Following the attacks, a ban on veils has heightened tensions in the country based on religion. It has been perceived as aiming to prohibit women wearing the burqa, which covers a woman’s entire body, and the niqab, which covers her face apart from her eyes. This intends to improve “public protection” (in the words of President Maithripala Siresena) by stopping individuals from hiding their appearances. However, it seems to have led to discrimination against Muslim women who wear hijabs, which do not even cover the face (only the hair), and abayas (loose robe-like garments). For instance, some supermarkets have stopped women from entering because they are wearing the hijab, and a woman who attempted to attend a parent-teacher meeting at her daughter’s school in Colombo this month was stopped at the gates for wearing a hijab and abaya. The deputy headteacher was said to have accused her of hiding a sword under her abaya and demanded she removes her hijab. Frustratingly, the woman who was needlessly discriminated against here has still not heard back from the police.
The ban in question was decided by a meeting between the Sri Lankan Prime Minister and all religious heads in the country, including the country’s top Islamic body, the All Ceylon Jamiyathul Ulema (ACJU). At this meeting, the Archbishop Cardinal Malcolm Ranjith claimed that it would be “improper” to impose a ban dictating what Muslim women can wear. However, the next day the emergency ban was imposed nevertheless, resulting in posters being distributed country-wide displaying crosses over images of niqabs and burkas.
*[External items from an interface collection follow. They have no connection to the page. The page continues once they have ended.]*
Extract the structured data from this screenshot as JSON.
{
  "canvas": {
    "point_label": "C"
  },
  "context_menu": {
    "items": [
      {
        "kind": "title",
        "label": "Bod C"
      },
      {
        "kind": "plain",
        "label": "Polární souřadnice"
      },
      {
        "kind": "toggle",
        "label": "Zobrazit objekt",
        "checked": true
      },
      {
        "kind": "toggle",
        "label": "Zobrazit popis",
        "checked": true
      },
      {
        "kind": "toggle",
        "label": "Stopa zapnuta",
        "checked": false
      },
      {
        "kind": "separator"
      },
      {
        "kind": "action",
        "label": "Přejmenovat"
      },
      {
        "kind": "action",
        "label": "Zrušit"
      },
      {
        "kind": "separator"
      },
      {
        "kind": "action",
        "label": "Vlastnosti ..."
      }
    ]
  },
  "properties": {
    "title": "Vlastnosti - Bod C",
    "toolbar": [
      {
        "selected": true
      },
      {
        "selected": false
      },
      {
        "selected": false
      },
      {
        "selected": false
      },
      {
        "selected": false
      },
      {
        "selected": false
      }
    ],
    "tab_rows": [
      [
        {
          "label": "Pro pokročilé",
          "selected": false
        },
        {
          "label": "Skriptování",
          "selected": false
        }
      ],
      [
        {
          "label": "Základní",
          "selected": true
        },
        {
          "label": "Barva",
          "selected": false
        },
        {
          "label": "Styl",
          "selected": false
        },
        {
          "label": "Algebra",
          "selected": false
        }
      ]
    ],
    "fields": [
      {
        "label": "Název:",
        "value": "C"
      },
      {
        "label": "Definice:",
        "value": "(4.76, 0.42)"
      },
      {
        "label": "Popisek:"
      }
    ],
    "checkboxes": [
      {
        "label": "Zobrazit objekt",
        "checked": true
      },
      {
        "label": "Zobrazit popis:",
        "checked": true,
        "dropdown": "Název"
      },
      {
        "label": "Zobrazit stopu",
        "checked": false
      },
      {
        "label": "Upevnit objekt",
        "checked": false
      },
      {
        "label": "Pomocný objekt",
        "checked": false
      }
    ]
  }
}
The Archbishop’s concerns about the ban has been echoed by such people as the Deputy South Asia Director of Amnesty International, Dinushika Dissanayake, who said that as Sri Lankan Muslims already “fear a backlash”, such a targeted ban on their religious wear could stigmatise them even further, “forcing (them) out of public spaces” such as work and “violating their rights to freedom of expression”. Overall, this ban may have started out as an emergency one, but people fear it becoming long-term due to its potential to allow men to police women’s actions, and leading to Muslim women being afraid to leave the house in case they are harassed. Muslims make up only 9.6% of the Sri Lankan population, and therefore making sure that they are not marginalised is an important issue. This is especially true as riots after the Easter Sunday attacks have already shown animosity towards Muslims in Sri Lanka, with mosques and Muslim shops and homes being set on fire or destroyed. These riots have been so severe and frequent that they have resulted in a countrywide curfew.